VC work has been his focus ever since. In 2005, Joy went on to become a partner in renowned Silicon Valley VC firm Kleiner Perkins Caufield & Byers, where Vinod Khosla had worked since 1987. Joy's focus at Kleiner Perkins, where he stayed until 2014, was green technology.
Joy and his colleagues made a list of "grand challenges" and went looking for scientists and engineers that could solve them. Developing better, safer, cheaper batteries was among the challenges. Joy's search led him to Tufts University engineering professor Michael Zimmerman, founder of Ionic Materials.
In an article published by Wired, a US media outlet, in August this year, Joy said of Ionic's battery technology: "I think this is a black swan," meaning a rare breakthrough.
The key advance is that the battery's electrolyte - i.e. the material through which electrons travel between negative and positive electrical poles - is solid rather than liquid. This means batteries built using this technology won't explode or catch fire. One consequence is that solid-polymer-electrolyte batteries can be recharged faster than liquid-electrolyte batteries.
Ionic Material's website shows off the safety advantage of the company's solid-polymer electrolyte by means of a video showing a prototype battery continuing to function even after a handgun has fired several bullets through it.
Batteries with liquid electrolytes are vulnerable to short-circuiting if they're damaged, because the liquid can then diffuse between layers of insulation, as shown in this graphic. Sometimes they burn or explode as a result.
Cheaper as well as safer?
Solid-polymer electrolytes will allow rechargeable batteries to be made either with lithium electrodes or from cheaper materials.
Alkaline batteries made with electrodes composed of zinc and manganese dioxide - cheaper and more abundant materials than lithium - have been around since 1960, but haven't been available as rechargeable batteries. That's because the liquid electrolyte degrades in the presence of these materials after only a few dozen recharging cycles.

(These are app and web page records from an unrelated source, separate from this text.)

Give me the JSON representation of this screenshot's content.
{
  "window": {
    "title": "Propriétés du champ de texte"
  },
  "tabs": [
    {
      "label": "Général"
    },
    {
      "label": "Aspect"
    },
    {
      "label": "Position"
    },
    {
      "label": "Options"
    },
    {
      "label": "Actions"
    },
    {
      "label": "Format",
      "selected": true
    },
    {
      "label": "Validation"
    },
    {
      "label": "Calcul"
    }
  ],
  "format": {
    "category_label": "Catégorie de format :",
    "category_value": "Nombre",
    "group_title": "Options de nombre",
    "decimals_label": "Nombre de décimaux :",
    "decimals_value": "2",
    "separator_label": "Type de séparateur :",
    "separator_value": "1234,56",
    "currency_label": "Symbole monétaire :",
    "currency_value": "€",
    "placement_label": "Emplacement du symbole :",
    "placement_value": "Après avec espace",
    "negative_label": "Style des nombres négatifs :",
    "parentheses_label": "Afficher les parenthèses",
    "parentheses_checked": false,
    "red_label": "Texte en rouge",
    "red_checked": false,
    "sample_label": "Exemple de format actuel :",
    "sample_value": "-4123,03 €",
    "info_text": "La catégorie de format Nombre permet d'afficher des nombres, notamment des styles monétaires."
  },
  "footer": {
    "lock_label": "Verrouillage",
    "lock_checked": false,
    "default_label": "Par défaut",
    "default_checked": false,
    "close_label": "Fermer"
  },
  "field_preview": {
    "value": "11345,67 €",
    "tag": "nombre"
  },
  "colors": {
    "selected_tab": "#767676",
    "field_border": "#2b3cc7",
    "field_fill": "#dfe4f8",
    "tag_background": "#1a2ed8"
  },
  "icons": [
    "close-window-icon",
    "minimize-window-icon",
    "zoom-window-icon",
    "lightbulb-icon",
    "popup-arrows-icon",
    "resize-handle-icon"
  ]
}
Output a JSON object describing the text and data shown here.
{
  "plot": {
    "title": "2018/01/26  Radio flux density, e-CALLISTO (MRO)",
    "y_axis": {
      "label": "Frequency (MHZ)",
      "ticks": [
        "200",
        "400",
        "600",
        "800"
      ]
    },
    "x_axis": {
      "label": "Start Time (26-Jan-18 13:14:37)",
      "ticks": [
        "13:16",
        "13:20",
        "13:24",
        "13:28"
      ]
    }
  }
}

Lithium's advantages compared to zinc or manganese for use in battery electrodes are that lithium is lighter-weight, and liquid electrolytes don't degrade in its presence nearly as quickly.
On its website, Ionic claims that its solid polymer material will last for thousands of cycles, regardless of which electrode materials are used, and "enables the use of simpler and lower-cost manufacturing methods... [the technology] could enable more compact and longer lasting consumer electronics, long-range and affordable electric vehicles… and cost-effective grid-scale storage."
Projected cost comparison
Ionic reportedly has around 25 employees at present, and it's working on developing production processes. The startup's founder and lead scientist, Michael Zimmerman, spent 14 years at Bell Labs and has been an engineering professor at Tufts University for 20 years.
Ionic hopes to start early-stage manufacturing in two or three years, and has set a goal of driving the cost of its batteries down as low as $30 per kWh within five years.
For comparison, Bloomberg New Energy Finance published a report in June of this year saying that producing a current-technology lithium-ion battery pack in a new Korean factory in 2017 costs $162 per kWh, and projected that strong competitive pressures would lead to such batteries dropping to about $74 per kWh by 2030. The current "learning rate" - the price decrease for every doubling in the total amount of lithium-ion batteries produced to date - is an impressive 19 percent.
But if Ionic meets its time-frame and cost targets, it will generate a sudden leap forward in battery affordability and safety within a much shorter time-frame - and could speed up the transition to a low-carbon energy system by a crucial decade.
Founder Zimmerman has said that "the technical hurdles Ionic proposes to overcome are significant," which suggests Ionic's trajectory to success isn't yet fully nailed down, "but such challenges we choose to accept, as the world needs our solution."